**What to work on**
Output each record exactly. Leave none out.

(Data about app and page elements)
################

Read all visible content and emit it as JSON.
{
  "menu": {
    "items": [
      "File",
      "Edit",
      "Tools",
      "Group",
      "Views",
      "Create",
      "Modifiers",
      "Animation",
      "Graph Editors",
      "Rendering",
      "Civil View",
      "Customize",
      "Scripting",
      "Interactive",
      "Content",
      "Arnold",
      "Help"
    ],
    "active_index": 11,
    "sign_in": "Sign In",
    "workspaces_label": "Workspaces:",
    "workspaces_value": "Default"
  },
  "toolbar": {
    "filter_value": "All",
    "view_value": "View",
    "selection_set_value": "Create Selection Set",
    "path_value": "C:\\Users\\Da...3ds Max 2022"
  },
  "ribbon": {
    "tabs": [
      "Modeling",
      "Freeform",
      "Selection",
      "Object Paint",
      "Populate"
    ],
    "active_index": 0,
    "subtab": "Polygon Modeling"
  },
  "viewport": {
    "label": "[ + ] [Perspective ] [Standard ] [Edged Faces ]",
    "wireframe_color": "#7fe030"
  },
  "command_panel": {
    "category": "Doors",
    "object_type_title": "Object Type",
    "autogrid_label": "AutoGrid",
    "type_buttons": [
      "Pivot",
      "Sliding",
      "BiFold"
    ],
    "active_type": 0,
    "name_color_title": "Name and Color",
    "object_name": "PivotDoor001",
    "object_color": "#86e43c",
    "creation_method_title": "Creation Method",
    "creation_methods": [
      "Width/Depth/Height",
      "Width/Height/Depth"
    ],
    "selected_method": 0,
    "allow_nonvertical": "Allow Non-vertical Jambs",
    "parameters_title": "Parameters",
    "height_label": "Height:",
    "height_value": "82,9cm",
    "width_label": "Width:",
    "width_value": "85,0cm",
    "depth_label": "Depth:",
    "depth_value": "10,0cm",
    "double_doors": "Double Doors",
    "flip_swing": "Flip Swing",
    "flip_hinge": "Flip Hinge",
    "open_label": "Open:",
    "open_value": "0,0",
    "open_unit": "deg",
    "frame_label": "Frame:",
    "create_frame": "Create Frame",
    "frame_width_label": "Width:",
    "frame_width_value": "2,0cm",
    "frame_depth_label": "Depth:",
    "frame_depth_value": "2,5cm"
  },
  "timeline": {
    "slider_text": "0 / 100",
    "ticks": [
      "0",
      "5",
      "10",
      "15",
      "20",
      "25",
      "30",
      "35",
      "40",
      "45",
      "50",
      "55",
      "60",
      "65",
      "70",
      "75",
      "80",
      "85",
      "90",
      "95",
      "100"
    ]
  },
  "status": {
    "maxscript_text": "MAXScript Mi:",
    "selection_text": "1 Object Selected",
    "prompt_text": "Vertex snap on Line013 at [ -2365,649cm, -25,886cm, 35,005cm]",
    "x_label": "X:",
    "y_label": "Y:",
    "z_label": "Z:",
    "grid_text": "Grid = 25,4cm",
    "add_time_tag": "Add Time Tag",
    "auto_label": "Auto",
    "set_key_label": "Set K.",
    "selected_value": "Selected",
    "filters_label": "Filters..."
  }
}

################

**Response to this exercise**
Read all visible content and emit it as JSON.
{
  "menu": {
    "items": [
      "File",
      "Edit",
      "Tools",
      "Group",
      "Views",
      "Create",
      "Modifiers",
      "Animation",
      "Graph Editors",
      "Rendering",
      "Civil View",
      "Customize",
      "Scripting",
      "Interactive",
      "Content",
      "Arnold",
      "Help"
    ],
    "active_index": 11,
    "sign_in": "Sign In",
    "workspaces_label": "Workspaces:",
    "workspaces_value": "Default"
  },
  "toolbar": {
    "filter_value": "All",
    "view_value": "View",
    "selection_set_value": "Create Selection Set",
    "path_value": "C:\\Users\\Da...3ds Max 2022"
  },
  "ribbon": {
    "tabs": [
      "Modeling",
      "Freeform",
      "Selection",
      "Object Paint",
      "Populate"
    ],
    "active_index": 0,
    "subtab": "Polygon Modeling"
  },
  "viewport": {
    "label": "[ + ] [Perspective ] [Standard ] [Edged Faces ]",
    "wireframe_color": "#7fe030"
  },
  "command_panel": {
    "category": "Doors",
    "object_type_title": "Object Type",
    "autogrid_label": "AutoGrid",
    "type_buttons": [
      "Pivot",
      "Sliding",
      "BiFold"
    ],
    "active_type": 0,
    "name_color_title": "Name and Color",
    "object_name": "PivotDoor001",
    "object_color": "#86e43c",
    "creation_method_title": "Creation Method",
    "creation_methods": [
      "Width/Depth/Height",
      "Width/Height/Depth"
    ],
    "selected_method": 0,
    "allow_nonvertical": "Allow Non-vertical Jambs",
    "parameters_title": "Parameters",
    "height_label": "Height:",
    "height_value": "82,9cm",
    "width_label": "Width:",
    "width_value": "85,0cm",
    "depth_label": "Depth:",
    "depth_value": "10,0cm",
    "double_doors": "Double Doors",
    "flip_swing": "Flip Swing",
    "flip_hinge": "Flip Hinge",
    "open_label": "Open:",
    "open_value": "0,0",
    "open_unit": "deg",
    "frame_label": "Frame:",
    "create_frame": "Create Frame",
    "frame_width_label": "Width:",
    "frame_width_value": "2,0cm",
    "frame_depth_label": "Depth:",
    "frame_depth_value": "2,5cm"
  },
  "timeline": {
    "slider_text": "0 / 100",
    "ticks": [
      "0",
      "5",
      "10",
      "15",
      "20",
      "25",
      "30",
      "35",
      "40",
      "45",
      "50",
      "55",
      "60",
      "65",
      "70",
      "75",
      "80",
      "85",
      "90",
      "95",
      "100"
    ]
  },
  "status": {
    "maxscript_text": "MAXScript Mi:",
    "selection_text": "1 Object Selected",
    "prompt_text": "Vertex snap on Line013 at [ -2365,649cm, -25,886cm, 35,005cm]",
    "x_label": "X:",
    "y_label": "Y:",
    "z_label": "Z:",
    "grid_text": "Grid = 25,4cm",
    "add_time_tag": "Add Time Tag",
    "auto_label": "Auto",
    "set_key_label": "Set K.",
    "selected_value": "Selected",
    "filters_label": "Filters..."
  }
}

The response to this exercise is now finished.